Content starts

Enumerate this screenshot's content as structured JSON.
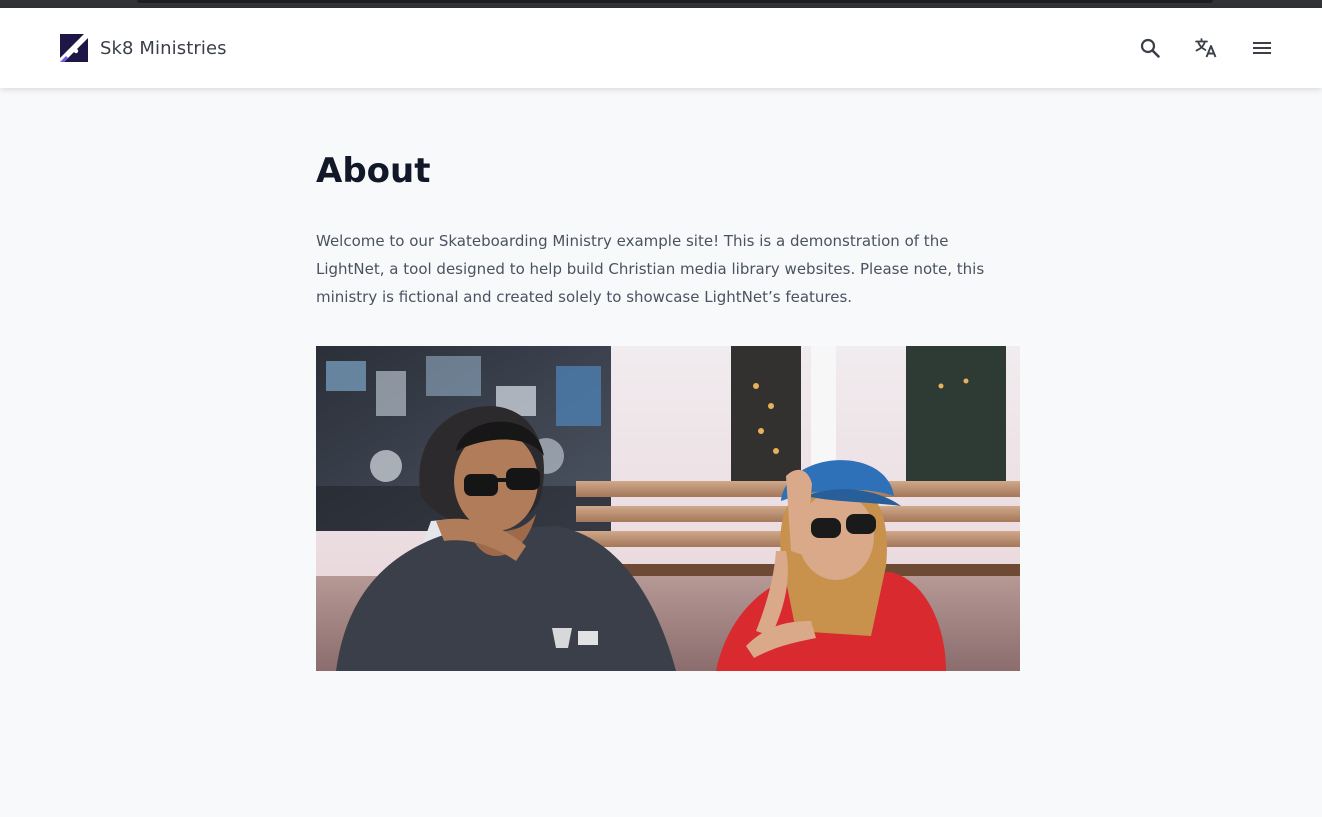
{
  "header": {
    "site_name": "Sk8 Ministries",
    "logo_icon": "skateboard-logo-icon",
    "actions": [
      {
        "icon": "search-icon",
        "label": "Search"
      },
      {
        "icon": "translate-icon",
        "label": "Language"
      },
      {
        "icon": "menu-icon",
        "label": "Menu"
      }
    ]
  },
  "main": {
    "title": "About",
    "intro": "Welcome to our Skateboarding Ministry example site! This is a demonstration of the LightNet, a tool designed to help build Christian media library websites. Please note, this ministry is fictional and created solely to showcase LightNet’s features.",
    "image_description": "two-skaters-sitting-photo"
  },
  "colors": {
    "brand_dark": "#1d1647",
    "header_bg": "#ffffff",
    "page_bg": "#f8f9fb",
    "title": "#111827",
    "body_text": "#4b5260",
    "icon": "#3a3f48"
  }
}
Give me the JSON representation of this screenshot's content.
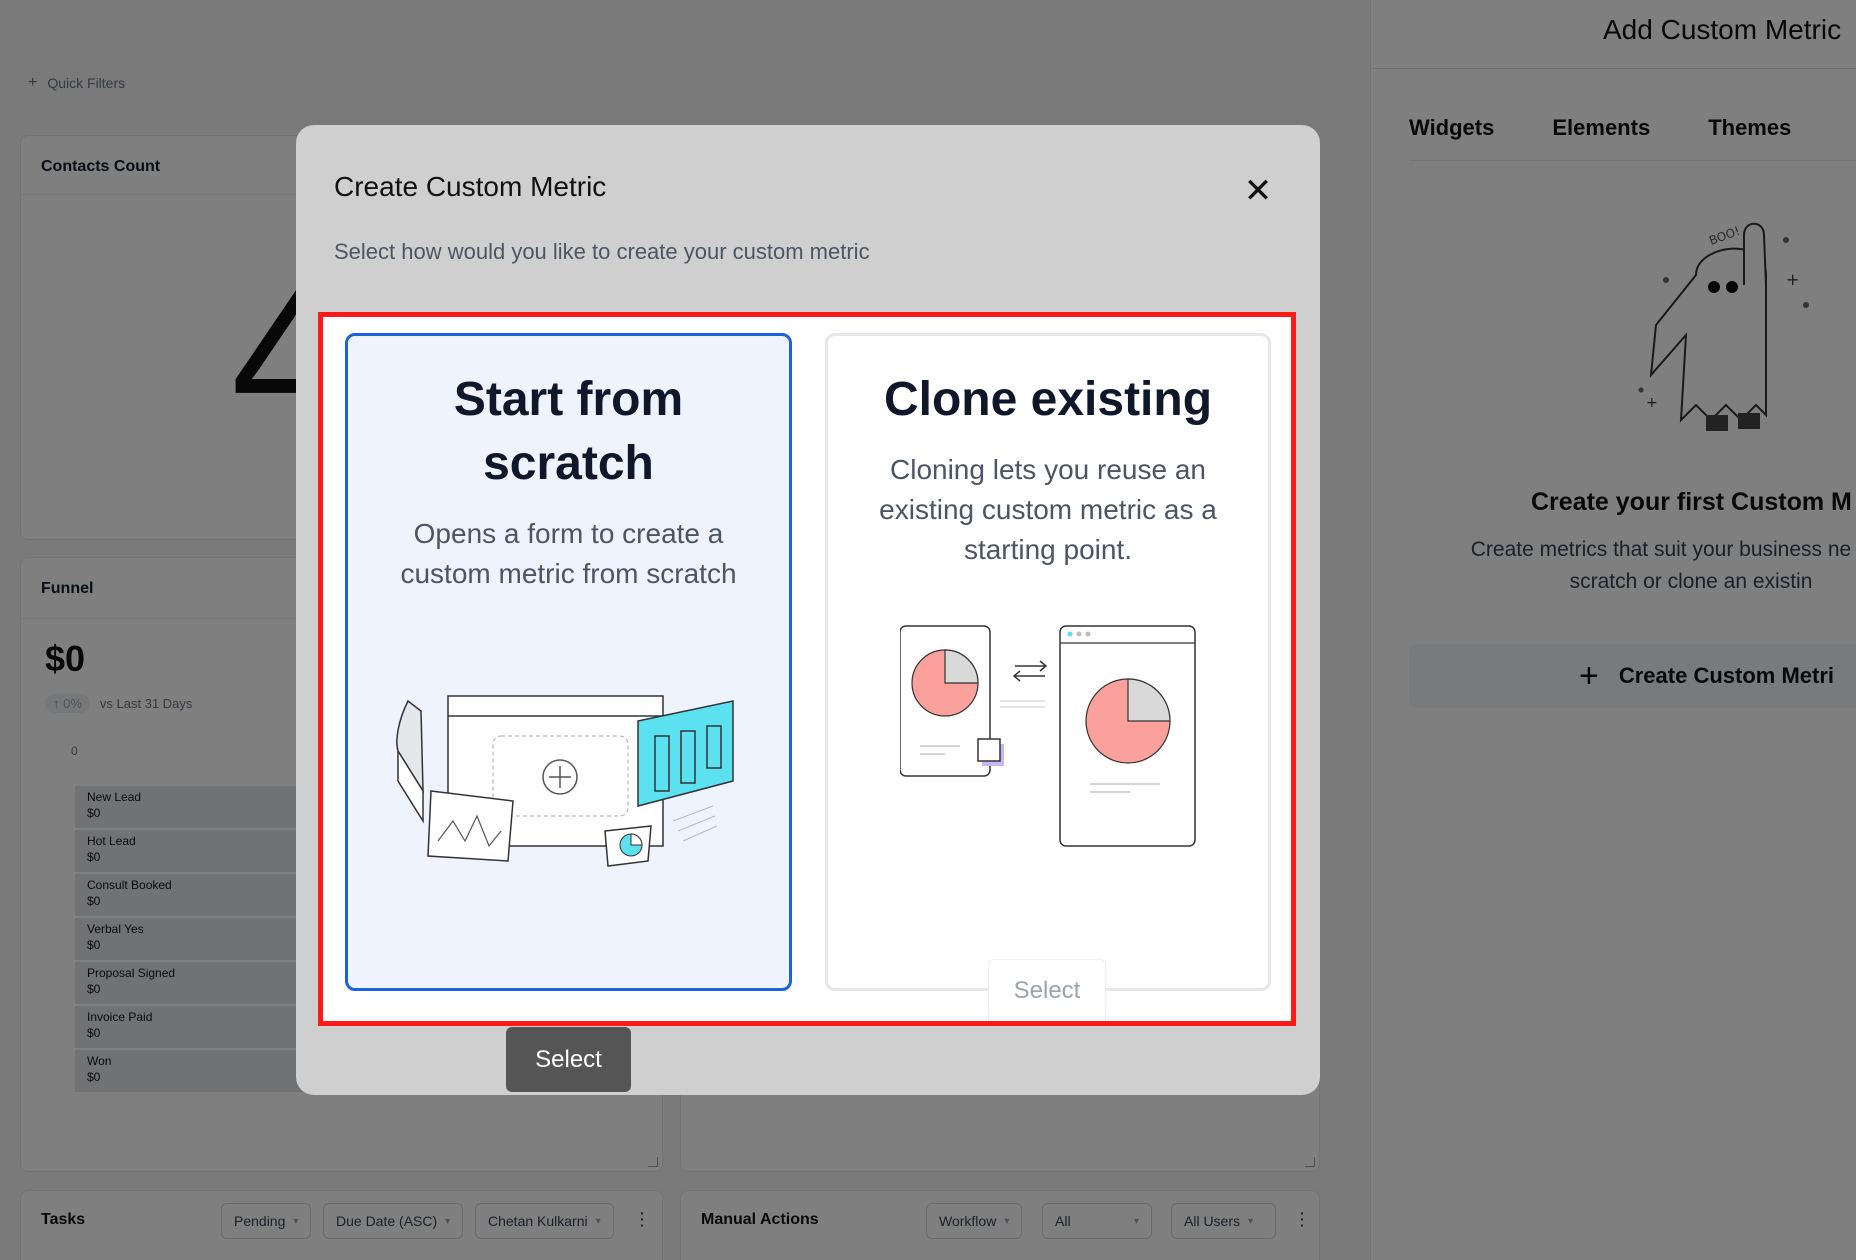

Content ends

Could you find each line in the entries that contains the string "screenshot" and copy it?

EXERCISE OUTPUT ::
Enumerate this screenshot's content as structured JSON.
Give me the JSON representation of this screenshot's content.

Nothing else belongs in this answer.